■ **The problem**
Examine each line in the records below for the word "JSON". Report how many lines contain it, and nothing else.

■ **Data supplied**
Content starts

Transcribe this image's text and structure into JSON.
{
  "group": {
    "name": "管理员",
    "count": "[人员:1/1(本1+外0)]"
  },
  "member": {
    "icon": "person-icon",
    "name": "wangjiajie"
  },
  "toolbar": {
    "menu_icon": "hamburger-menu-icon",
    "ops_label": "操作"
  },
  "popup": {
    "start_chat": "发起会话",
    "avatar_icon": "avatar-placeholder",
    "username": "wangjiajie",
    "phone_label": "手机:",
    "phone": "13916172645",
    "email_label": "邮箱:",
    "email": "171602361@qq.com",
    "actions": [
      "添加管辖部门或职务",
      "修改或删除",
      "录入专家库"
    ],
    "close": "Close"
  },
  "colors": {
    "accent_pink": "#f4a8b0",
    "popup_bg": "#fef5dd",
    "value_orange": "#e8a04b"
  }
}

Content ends
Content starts

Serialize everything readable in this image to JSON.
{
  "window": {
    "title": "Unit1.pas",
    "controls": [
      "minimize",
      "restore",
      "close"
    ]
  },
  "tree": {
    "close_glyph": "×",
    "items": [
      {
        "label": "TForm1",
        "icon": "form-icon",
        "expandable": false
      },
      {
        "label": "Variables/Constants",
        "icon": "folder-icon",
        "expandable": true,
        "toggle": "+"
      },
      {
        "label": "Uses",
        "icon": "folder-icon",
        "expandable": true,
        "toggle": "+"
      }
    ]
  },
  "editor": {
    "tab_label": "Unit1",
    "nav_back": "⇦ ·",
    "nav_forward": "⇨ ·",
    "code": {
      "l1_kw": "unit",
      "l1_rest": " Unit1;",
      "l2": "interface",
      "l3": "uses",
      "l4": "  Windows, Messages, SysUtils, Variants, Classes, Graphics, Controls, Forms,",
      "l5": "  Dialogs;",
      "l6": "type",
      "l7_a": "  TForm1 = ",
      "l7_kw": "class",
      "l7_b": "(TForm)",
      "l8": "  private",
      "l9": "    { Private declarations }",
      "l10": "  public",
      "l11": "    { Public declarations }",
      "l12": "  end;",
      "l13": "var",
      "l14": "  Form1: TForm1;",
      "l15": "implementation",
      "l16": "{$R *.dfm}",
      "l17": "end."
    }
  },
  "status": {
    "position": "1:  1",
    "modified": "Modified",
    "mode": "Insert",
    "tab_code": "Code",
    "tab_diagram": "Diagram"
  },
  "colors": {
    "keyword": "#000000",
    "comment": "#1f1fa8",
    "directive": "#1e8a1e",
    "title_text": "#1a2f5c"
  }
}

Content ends

■ **Exercise answer**
2